The Comrades Marathon 2019 Aftermath
It has been almost a month now since the Big C. We have celebrated our PBs, licked our wounds following disappointing results, we have posted endless pictures, we have congratulated each other, we have showcased our medals, and we have proudly worn our hard-earned T-shirts and caps. And now, we have moved on. Some people have already started training with next year’s race in mind. A few crazies are training for upcoming races more than double the Comrades distance (I'm looking at you, Johann). Many are back on the roads putting those legs to work over shorter distances to keep the Winter blues away. Cross country season is in full swing, the trails are calling, the mountains are looking lush with waterfalls and streams filling up again, and the Cape Town Marathon is only a couple of months away giving us all something exciting to look forward to. We have moved on. Comrades is no longer our No. 1 Topic of Conversation, but rather something that may or may not come up every so often. Something we are briefly reminded of when we catch a glimpse of our medal hanging somewhere in the house, or when we see the championship chip that is still wedged between the shoelaces of our running shoes. We have moved on.
I have also moved on. I moved onto injury and a persistent flu that left me so wiped out I couldn’t even do the exercises my physio said I must do to fix said injury. As all runners know, even a day or two of not running leaves us feeling like we haven’t done it for ages and have completely lost our fitness overnight. The daily sensation of putting on our stretchy lycras has faded to a distant memory and we now think twice about having that second helping of cake (although personally, I’m not one for denying myself any number of helpings).

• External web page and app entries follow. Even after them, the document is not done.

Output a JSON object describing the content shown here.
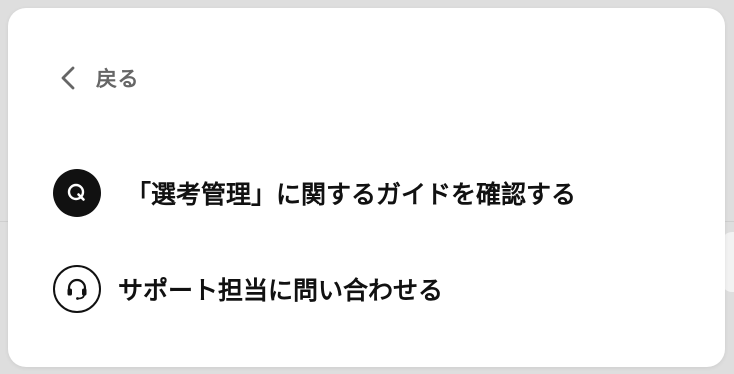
{
  "back": {
    "label": "戻る",
    "icon": "chevron-left-icon"
  },
  "menu": {
    "items": [
      {
        "label": "「選考管理」に関するガイドを確認する",
        "icon": "q-guide-icon"
      },
      {
        "label": "サポート担当に問い合わせる",
        "icon": "headset-icon"
      }
    ]
  },
  "colors": {
    "panel_background": "#ffffff",
    "text_primary": "#111111",
    "text_secondary": "#666666"
  }
}
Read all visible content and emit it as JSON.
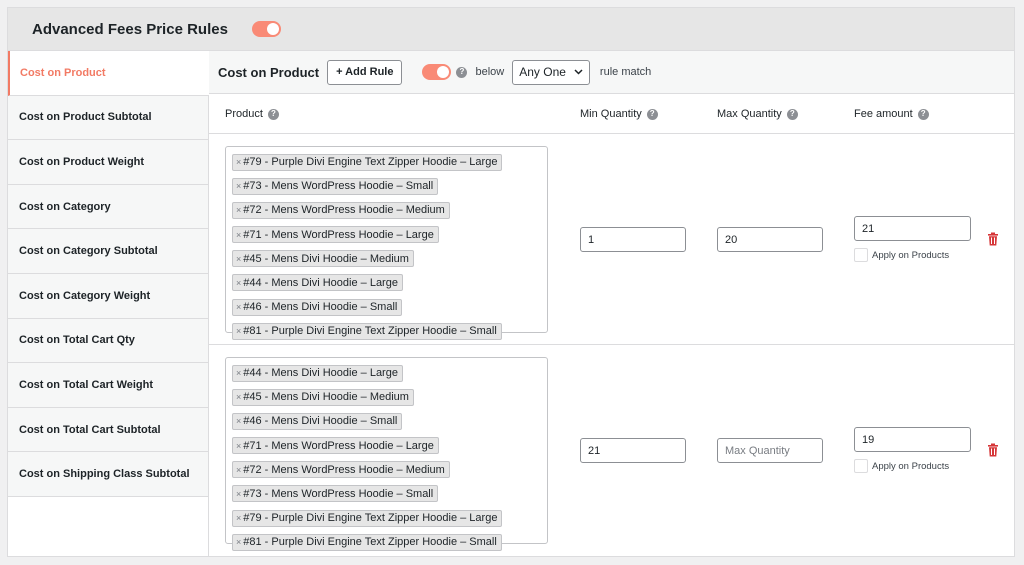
{
  "header": {
    "title": "Advanced Fees Price Rules"
  },
  "sidebar": {
    "items": [
      {
        "label": "Cost on Product"
      },
      {
        "label": "Cost on Product Subtotal"
      },
      {
        "label": "Cost on Product Weight"
      },
      {
        "label": "Cost on Category"
      },
      {
        "label": "Cost on Category Subtotal"
      },
      {
        "label": "Cost on Category Weight"
      },
      {
        "label": "Cost on Total Cart Qty"
      },
      {
        "label": "Cost on Total Cart Weight"
      },
      {
        "label": "Cost on Total Cart Subtotal"
      },
      {
        "label": "Cost on Shipping Class Subtotal"
      }
    ]
  },
  "toolbar": {
    "title": "Cost on Product",
    "add_rule_label": "+ Add Rule",
    "below_label": "below",
    "match_value": "Any One",
    "rule_match_label": "rule match"
  },
  "columns": {
    "product": "Product",
    "min_qty": "Min Quantity",
    "max_qty": "Max Quantity",
    "fee": "Fee amount"
  },
  "rules": [
    {
      "products": [
        "#79 - Purple Divi Engine Text Zipper Hoodie – Large",
        "#73 - Mens WordPress Hoodie – Small",
        "#72 - Mens WordPress Hoodie – Medium",
        "#71 - Mens WordPress Hoodie – Large",
        "#45 - Mens Divi Hoodie – Medium",
        "#44 - Mens Divi Hoodie – Large",
        "#46 - Mens Divi Hoodie – Small",
        "#81 - Purple Divi Engine Text Zipper Hoodie – Small"
      ],
      "min_qty": "1",
      "max_qty": "20",
      "max_qty_placeholder": "Max Quantity",
      "fee": "21",
      "apply_label": "Apply on Products"
    },
    {
      "products": [
        "#44 - Mens Divi Hoodie – Large",
        "#45 - Mens Divi Hoodie – Medium",
        "#46 - Mens Divi Hoodie – Small",
        "#71 - Mens WordPress Hoodie – Large",
        "#72 - Mens WordPress Hoodie – Medium",
        "#73 - Mens WordPress Hoodie – Small",
        "#79 - Purple Divi Engine Text Zipper Hoodie – Large",
        "#81 - Purple Divi Engine Text Zipper Hoodie – Small"
      ],
      "min_qty": "21",
      "max_qty": "",
      "max_qty_placeholder": "Max Quantity",
      "fee": "19",
      "apply_label": "Apply on Products"
    }
  ],
  "icons": {
    "help": "?",
    "tag_remove": "×",
    "select_chevron": "chevron-down-icon",
    "delete": "trash-icon"
  },
  "colors": {
    "accent": "#f27a64",
    "toggle_on": "#f98a76",
    "delete": "#d63638"
  }
}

It’s easy to think yourself into a panic about not exercising as much as you did in the past 6 months. But it’s just as easy to send your body into injury by continuing with it. A break can be very beneficial. I went through a very similar cycle after last year’s Comrades, with very little (and slow!) running for about a month and getting the flu one or two weeks after the race. But last year my need for a break from running was more mental – I really felt burnt out from it and simply didn’t really feel like running. This time I would actually like to continue and join my friends at the track and on their weekend long runs, but my body is reining me in and that’s fine. Whatever causes the need for a break, the signs are there so I’m listening. Whether it’s going to take one, two or six weeks for my injury to heal, when it does, my friends will still go to the track and they will still do their weekend long runs. I am looking forward to joining them again soon with renewed energy and having the added bonus of earlier morning light. Until then, you can find me in my warm bed, sleeping in.